■ WORK TO COMPLETE ■
Isolate every line in the records below with "content" in it.

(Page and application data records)
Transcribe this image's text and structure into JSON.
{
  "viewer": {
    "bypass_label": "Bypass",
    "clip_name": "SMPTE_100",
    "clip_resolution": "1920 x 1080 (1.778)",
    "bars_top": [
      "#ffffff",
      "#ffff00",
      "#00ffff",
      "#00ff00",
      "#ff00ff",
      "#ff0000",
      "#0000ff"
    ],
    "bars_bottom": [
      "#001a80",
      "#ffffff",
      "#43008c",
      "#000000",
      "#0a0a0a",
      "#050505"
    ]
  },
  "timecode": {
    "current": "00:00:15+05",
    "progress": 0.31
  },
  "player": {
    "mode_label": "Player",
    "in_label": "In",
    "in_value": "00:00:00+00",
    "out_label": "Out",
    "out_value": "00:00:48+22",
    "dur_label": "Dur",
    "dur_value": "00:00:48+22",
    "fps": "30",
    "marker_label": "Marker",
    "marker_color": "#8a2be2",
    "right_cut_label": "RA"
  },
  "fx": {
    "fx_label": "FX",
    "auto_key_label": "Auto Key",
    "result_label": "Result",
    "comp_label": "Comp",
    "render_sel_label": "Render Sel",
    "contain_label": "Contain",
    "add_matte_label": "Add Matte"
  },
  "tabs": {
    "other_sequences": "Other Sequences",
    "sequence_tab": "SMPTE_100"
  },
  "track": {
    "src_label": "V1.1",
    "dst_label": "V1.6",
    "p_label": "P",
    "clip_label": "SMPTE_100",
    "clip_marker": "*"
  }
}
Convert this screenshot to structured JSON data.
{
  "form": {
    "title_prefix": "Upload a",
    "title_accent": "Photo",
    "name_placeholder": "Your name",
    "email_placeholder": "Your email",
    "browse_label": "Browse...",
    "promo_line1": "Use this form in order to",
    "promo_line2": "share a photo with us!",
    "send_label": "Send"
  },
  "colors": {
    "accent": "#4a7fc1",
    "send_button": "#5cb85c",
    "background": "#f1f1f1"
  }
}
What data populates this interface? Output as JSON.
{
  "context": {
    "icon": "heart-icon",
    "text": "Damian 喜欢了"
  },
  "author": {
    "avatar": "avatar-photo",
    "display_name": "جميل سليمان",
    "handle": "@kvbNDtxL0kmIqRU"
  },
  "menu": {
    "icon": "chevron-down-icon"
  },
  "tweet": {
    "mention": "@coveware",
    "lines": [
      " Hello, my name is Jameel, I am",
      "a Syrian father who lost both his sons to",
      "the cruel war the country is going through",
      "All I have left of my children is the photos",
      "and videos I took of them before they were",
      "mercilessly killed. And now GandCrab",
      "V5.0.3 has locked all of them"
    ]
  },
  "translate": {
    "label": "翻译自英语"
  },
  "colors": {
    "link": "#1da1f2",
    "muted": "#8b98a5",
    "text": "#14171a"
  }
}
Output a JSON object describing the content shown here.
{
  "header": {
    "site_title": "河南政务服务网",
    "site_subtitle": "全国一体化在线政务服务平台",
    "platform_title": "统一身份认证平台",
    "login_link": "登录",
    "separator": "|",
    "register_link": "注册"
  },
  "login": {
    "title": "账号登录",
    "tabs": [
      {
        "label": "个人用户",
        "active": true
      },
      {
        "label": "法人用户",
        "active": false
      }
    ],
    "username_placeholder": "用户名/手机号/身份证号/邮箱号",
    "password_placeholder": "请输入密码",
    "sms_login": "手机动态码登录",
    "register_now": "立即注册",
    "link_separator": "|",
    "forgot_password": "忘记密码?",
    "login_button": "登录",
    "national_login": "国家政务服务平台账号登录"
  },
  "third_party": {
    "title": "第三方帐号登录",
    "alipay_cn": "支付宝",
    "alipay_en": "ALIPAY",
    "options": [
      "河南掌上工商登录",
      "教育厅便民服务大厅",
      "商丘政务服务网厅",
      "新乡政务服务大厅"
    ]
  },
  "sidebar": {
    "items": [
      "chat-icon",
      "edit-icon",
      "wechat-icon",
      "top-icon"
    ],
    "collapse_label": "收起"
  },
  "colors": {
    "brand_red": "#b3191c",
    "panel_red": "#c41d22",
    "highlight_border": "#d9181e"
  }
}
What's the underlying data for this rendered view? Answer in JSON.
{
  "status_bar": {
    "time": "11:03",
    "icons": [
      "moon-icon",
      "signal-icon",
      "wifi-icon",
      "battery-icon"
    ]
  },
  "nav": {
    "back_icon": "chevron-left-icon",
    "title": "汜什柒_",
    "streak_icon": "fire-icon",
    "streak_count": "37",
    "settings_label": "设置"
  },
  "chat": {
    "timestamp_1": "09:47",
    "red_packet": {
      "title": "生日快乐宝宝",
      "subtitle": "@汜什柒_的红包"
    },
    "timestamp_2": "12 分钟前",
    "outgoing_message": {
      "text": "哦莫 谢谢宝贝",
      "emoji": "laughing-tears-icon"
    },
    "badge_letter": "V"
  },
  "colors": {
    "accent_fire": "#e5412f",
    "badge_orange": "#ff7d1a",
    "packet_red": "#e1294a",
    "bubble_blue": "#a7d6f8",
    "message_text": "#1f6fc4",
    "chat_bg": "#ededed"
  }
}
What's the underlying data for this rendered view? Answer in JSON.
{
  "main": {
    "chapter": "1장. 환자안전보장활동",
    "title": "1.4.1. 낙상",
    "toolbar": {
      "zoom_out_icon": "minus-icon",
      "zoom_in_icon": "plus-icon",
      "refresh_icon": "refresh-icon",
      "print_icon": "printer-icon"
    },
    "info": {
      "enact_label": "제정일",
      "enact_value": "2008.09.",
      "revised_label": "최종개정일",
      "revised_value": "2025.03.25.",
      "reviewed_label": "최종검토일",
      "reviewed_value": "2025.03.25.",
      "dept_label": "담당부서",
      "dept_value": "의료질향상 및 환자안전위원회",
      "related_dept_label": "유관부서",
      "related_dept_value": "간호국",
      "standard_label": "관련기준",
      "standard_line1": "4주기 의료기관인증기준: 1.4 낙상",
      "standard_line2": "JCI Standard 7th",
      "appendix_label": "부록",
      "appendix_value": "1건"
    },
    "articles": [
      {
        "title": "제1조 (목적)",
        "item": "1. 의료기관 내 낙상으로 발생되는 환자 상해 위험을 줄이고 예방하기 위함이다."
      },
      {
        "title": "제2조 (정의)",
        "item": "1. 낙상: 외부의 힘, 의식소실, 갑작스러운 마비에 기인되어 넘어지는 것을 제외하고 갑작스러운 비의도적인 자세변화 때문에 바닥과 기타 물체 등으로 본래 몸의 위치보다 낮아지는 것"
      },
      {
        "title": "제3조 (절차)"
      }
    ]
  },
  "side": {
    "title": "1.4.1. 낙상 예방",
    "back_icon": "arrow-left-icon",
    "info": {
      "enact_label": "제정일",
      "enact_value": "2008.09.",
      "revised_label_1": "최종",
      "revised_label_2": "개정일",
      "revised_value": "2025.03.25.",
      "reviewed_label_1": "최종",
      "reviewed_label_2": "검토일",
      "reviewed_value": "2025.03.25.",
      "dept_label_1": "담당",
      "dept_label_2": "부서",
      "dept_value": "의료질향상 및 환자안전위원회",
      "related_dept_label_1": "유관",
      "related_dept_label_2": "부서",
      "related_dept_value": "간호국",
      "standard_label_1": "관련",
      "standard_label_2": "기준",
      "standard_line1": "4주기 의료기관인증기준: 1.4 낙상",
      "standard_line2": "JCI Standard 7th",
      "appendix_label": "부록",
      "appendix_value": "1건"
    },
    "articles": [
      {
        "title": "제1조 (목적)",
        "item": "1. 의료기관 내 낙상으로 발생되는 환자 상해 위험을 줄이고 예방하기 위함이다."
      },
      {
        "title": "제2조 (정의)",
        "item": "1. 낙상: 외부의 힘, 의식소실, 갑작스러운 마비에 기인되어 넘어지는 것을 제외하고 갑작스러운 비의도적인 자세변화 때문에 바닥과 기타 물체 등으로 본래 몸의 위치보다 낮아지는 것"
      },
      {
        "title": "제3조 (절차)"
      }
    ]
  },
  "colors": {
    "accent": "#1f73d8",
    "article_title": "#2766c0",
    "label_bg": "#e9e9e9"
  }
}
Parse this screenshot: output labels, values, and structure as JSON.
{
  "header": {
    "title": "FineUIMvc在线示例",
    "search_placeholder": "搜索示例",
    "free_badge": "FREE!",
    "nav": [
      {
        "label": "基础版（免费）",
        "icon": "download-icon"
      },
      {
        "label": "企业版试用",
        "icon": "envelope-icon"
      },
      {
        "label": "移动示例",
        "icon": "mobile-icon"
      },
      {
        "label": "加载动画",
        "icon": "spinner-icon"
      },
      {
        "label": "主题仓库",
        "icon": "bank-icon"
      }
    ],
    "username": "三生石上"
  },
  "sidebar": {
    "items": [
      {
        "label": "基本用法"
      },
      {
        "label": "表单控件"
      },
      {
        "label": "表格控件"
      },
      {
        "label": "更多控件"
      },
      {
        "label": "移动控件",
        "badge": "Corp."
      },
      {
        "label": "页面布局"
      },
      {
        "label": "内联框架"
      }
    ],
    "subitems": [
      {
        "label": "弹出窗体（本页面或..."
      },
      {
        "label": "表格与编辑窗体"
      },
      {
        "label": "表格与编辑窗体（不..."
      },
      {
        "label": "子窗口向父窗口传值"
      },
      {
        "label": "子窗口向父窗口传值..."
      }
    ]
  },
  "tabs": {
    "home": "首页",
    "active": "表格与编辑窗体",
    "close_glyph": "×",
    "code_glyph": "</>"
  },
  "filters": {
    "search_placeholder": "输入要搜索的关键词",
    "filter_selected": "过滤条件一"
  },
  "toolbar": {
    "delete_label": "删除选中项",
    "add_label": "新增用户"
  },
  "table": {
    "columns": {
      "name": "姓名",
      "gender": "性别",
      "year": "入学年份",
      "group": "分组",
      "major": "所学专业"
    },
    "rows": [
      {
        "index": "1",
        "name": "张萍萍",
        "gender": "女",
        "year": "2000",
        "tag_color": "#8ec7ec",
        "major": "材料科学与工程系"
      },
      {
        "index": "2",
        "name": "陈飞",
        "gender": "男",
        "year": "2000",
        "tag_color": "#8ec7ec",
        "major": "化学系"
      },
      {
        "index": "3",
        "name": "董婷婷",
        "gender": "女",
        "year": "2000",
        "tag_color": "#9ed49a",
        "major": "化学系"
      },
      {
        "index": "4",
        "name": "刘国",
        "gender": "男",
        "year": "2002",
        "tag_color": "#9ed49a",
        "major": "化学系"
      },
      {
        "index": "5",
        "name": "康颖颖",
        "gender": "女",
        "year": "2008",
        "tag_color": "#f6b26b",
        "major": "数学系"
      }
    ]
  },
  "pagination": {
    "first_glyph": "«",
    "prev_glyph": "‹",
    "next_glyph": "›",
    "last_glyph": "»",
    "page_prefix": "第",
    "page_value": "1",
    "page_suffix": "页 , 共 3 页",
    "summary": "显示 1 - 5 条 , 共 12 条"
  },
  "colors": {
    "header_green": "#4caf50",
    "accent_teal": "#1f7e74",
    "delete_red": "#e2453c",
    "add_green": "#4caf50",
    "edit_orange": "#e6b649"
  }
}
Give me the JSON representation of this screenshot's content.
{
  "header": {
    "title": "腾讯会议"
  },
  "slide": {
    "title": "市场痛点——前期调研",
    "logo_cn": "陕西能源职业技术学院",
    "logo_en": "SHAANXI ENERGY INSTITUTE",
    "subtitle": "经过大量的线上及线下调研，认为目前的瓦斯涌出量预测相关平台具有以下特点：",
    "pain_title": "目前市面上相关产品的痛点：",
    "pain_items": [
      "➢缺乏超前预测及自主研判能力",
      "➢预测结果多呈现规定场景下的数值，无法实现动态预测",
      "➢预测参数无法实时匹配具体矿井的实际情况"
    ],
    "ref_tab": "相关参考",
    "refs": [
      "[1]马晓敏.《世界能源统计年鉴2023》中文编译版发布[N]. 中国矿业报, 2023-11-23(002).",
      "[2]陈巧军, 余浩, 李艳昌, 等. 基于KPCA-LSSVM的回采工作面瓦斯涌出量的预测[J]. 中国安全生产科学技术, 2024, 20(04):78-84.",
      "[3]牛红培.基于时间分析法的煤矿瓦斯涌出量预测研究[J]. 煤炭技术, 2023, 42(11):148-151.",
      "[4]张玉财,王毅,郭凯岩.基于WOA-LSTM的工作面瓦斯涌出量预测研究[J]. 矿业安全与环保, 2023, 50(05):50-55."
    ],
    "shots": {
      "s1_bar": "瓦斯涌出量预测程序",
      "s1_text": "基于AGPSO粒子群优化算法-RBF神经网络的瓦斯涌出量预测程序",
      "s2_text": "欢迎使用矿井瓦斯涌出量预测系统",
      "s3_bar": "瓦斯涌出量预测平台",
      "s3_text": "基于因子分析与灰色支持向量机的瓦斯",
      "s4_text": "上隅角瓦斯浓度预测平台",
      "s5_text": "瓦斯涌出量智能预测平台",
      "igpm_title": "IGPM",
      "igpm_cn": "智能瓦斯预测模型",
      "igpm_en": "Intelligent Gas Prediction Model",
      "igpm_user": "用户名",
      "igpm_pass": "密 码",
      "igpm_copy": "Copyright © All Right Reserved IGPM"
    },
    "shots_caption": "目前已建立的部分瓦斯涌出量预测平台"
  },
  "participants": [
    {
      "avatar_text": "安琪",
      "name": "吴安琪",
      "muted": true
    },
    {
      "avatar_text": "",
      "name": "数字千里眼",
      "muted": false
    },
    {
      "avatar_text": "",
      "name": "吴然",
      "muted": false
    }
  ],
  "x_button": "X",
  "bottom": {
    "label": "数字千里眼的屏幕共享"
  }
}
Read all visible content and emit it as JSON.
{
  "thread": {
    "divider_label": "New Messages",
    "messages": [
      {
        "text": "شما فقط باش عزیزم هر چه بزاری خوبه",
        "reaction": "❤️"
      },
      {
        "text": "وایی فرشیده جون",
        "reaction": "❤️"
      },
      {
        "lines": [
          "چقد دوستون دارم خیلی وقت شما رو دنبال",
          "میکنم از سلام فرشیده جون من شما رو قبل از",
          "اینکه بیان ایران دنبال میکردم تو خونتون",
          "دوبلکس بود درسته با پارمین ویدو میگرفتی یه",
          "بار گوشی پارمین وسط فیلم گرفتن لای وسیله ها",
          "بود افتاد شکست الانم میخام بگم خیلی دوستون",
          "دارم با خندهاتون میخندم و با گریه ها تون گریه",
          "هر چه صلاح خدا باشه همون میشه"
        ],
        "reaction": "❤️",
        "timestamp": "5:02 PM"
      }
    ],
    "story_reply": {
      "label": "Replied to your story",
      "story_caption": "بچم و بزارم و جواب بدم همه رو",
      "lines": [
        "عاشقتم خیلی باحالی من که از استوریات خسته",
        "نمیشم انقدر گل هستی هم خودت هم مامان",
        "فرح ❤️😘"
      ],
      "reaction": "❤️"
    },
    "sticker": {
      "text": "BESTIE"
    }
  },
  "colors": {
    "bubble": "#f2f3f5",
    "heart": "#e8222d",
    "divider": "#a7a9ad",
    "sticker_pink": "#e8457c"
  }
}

■ TASK ANSWER ■
Output a JSON object describing the content shown here.
Give me the JSON representation of this screenshot's content.
Read all visible content and emit it as JSON.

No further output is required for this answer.